Fundamentals of Segregation

  • Author / Creator
    Mihiretu, Yetimgeta
  • A common challenge during deposition of slurries is segregation as large particles settle through the matrix of fines and water. Whether segregation occurs or not depends on the grain size distribution of the solids, the void ratio or solids content and the rheological properties of the fines-water matrix.

    The rheological characterization of slurry composed of different grain sizes and varying water chemistry was investigated. The vane yield stress was used to characterize different slurries composed of clay, silt and sand materials. Semi-empirical fractal theory showed good agreement with experimental data for fine slurry. Comparison of yield stress at same concentration but different composition showed a decreasing trend as the composition of either silt or sand material increases. The pore-water effect was studied for representative kaolinite slurry. The yield stress was insensitive for pH values in the acidic and neutral range, while in the basic range it showed significant response depending upon the type of the chemical used to achieve the pH: Ca(OH)2 and NaOH.

    A modified segmented standpipe was designed and used in a series of experiments to determine concentration profiles during the sedimentation processes. Analyses of the solid content profiles and sand content profiles in the standpipes indicated a capture of sand particles which could be correlated to the yield stress of the fines matrix. Theoretical calculations, however, showed over-prediction of the captured sand size. A correction factor of about 0.2 was applied.

    Flume test on a high solid content slurries showed that the dynamic segregation is governed by all the factors governing the static case. Beaching profile shapes were not a necessary indication of segregating and non-segregating type of slurries. Modified version plastic theory for flow slides was used to characterise profile shape.

    Computational fluid dynamics approaches based on kinetic theory and bi-viscous model analysis were implemented and showed a reasonable capability in modelling segregation when compared with experimental results. A statistical formulation for segregation index, SI, was proposed. The index accounts for variation in depth of samples. Finally recommendations for future research are proposed based on the observations and findings made from the study.

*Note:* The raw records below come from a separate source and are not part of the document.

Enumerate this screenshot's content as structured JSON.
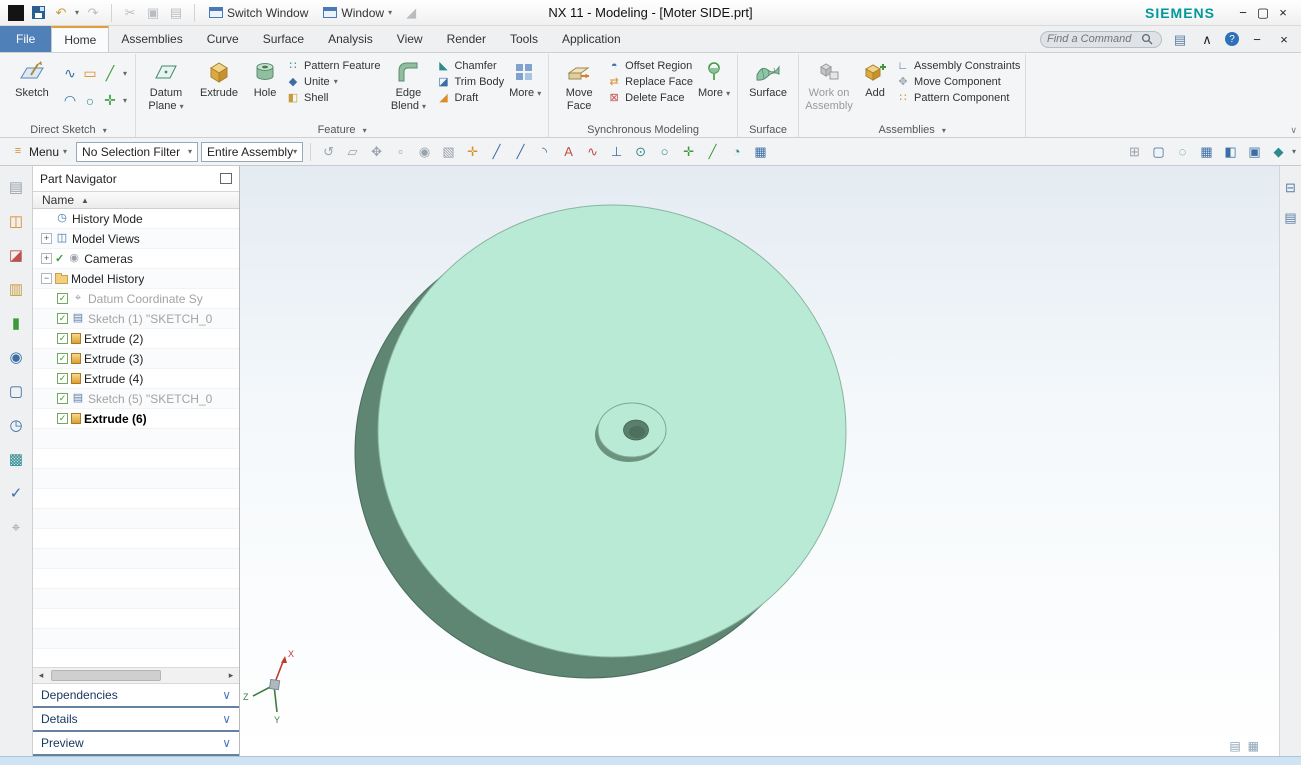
{
  "titlebar": {
    "title": "NX 11 - Modeling - [Moter SIDE.prt]",
    "brand": "SIEMENS",
    "switch_window": "Switch Window",
    "window": "Window"
  },
  "tabbar": {
    "file": "File",
    "tabs": [
      "Home",
      "Assemblies",
      "Curve",
      "Surface",
      "Analysis",
      "View",
      "Render",
      "Tools",
      "Application"
    ],
    "find_placeholder": "Find a Command"
  },
  "ribbon": {
    "direct_sketch": {
      "label": "Direct Sketch",
      "sketch": "Sketch"
    },
    "feature": {
      "label": "Feature",
      "datum": "Datum",
      "plane": "Plane",
      "extrude": "Extrude",
      "hole": "Hole",
      "pattern_feature": "Pattern Feature",
      "unite": "Unite",
      "shell": "Shell",
      "edge": "Edge",
      "blend": "Blend",
      "chamfer": "Chamfer",
      "trim_body": "Trim Body",
      "draft": "Draft",
      "more": "More"
    },
    "synchronous": {
      "label": "Synchronous Modeling",
      "move": "Move",
      "face": "Face",
      "offset_region": "Offset Region",
      "replace_face": "Replace Face",
      "delete_face": "Delete Face",
      "more": "More"
    },
    "surface": {
      "label": "Surface",
      "surface": "Surface"
    },
    "assemblies": {
      "label": "Assemblies",
      "work_on": "Work on",
      "assembly": "Assembly",
      "add": "Add",
      "assembly_constraints": "Assembly Constraints",
      "move_component": "Move Component",
      "pattern_component": "Pattern Component"
    }
  },
  "toolbar": {
    "menu": "Menu",
    "selection_filter": "No Selection Filter",
    "selection_scope": "Entire Assembly",
    "icons": [
      {
        "g": "↺"
      },
      {
        "g": "▱"
      },
      {
        "g": "✥"
      },
      {
        "g": "▫"
      },
      {
        "g": "◉"
      },
      {
        "g": "▧"
      },
      {
        "g": "✛"
      },
      {
        "g": "╱"
      },
      {
        "g": "╱"
      },
      {
        "g": "◝"
      },
      {
        "g": "A"
      },
      {
        "g": "∿"
      },
      {
        "g": "⊥"
      },
      {
        "g": "⊙"
      },
      {
        "g": "○"
      },
      {
        "g": "✛"
      },
      {
        "g": "╱"
      },
      {
        "g": "◔"
      },
      {
        "g": "▦"
      }
    ],
    "right_icons": [
      {
        "g": "⊞"
      },
      {
        "g": "▢"
      },
      {
        "g": "◌"
      },
      {
        "g": "▦"
      },
      {
        "g": "◧"
      },
      {
        "g": "▣"
      },
      {
        "g": "◆"
      }
    ]
  },
  "navigator": {
    "title": "Part Navigator",
    "name_column": "Name",
    "items": [
      {
        "glyph": "◷",
        "label": "History Mode"
      },
      {
        "expand": "+",
        "glyph": "◫",
        "label": "Model Views"
      },
      {
        "expand": "+",
        "check": "✓",
        "glyph": "◉",
        "label": "Cameras"
      },
      {
        "expand": "−",
        "label": "Model History"
      },
      {
        "check": "✓",
        "glyph": "⌖",
        "label": "Datum Coordinate Sy"
      },
      {
        "check": "✓",
        "glyph": "▤",
        "label": "Sketch (1) \"SKETCH_0"
      },
      {
        "check": "✓",
        "label": "Extrude (2)"
      },
      {
        "check": "✓",
        "label": "Extrude (3)"
      },
      {
        "check": "✓",
        "label": "Extrude (4)"
      },
      {
        "check": "✓",
        "glyph": "▤",
        "label": "Sketch (5) \"SKETCH_0"
      },
      {
        "check": "✓",
        "label": "Extrude (6)"
      }
    ],
    "dependencies": "Dependencies",
    "details": "Details",
    "preview": "Preview"
  },
  "leftbar": {
    "icons": [
      {
        "g": "▤"
      },
      {
        "g": "◫"
      },
      {
        "g": "◪"
      },
      {
        "g": "▥"
      },
      {
        "g": "▮"
      },
      {
        "g": "◉"
      },
      {
        "g": "▢"
      },
      {
        "g": "◷"
      },
      {
        "g": "▩"
      },
      {
        "g": "✓"
      },
      {
        "g": "⌖"
      }
    ]
  },
  "rightbar": {
    "icons": [
      {
        "g": "⊟"
      },
      {
        "g": "▤"
      }
    ]
  },
  "viewport": {
    "triad": {
      "x": "X",
      "y": "Y",
      "z": "Z"
    },
    "colors": {
      "face": "#b9ead6",
      "side": "#5f8573",
      "hub_side": "#6d927e",
      "hole": "#5a7f6c",
      "hole_inner": "#4d6f5d"
    },
    "corner_icons": [
      {
        "g": "▤"
      },
      {
        "g": "▦"
      }
    ]
  },
  "minis": [
    "∿",
    "▭",
    "╱",
    "◠",
    "○",
    "✛"
  ],
  "icons": {
    "undo": "↶",
    "redo": "↷",
    "cut": "✂",
    "copy": "▣",
    "paste": "▤",
    "tri": "◢",
    "caret": "▾",
    "chevron": "∨",
    "chevron_up": "∧",
    "sort": "▲",
    "left": "◂",
    "right": "▸",
    "check": "✓",
    "menu": "≡",
    "help": "?",
    "minimize": "−",
    "restore": "▢",
    "close": "×",
    "screen": "▤"
  }
}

  • Subjects / Keywords
  • Graduation date
    Fall 2009
  • Type of Item
  • Degree
    Doctor of Philosophy
  • DOI
  • License
    This thesis is made available by the University of Alberta Libraries with permission of the copyright owner solely for non-commercial purposes. This thesis, or any portion thereof, may not otherwise be copied or reproduced without the written consent of the copyright owner, except to the extent permitted by Canadian copyright law.
  • Language
  • Institution
    University of Alberta
  • Degree level
  • Department
  • Supervisor / co-supervisor and their department(s)
  • Examining committee members and their departments
    • McCaffrey, William (Chemical and Materials Engineering)
    • Sego, Dave (Civil and Environmental Engineering)
    • Chalaturnyk, Rick (CIvil and Environmental Engineering)
    • Driver, Robert (Civil and Environmental Engineering)
    • Yanful, Ernest (External Examiner, University of Western Ontario)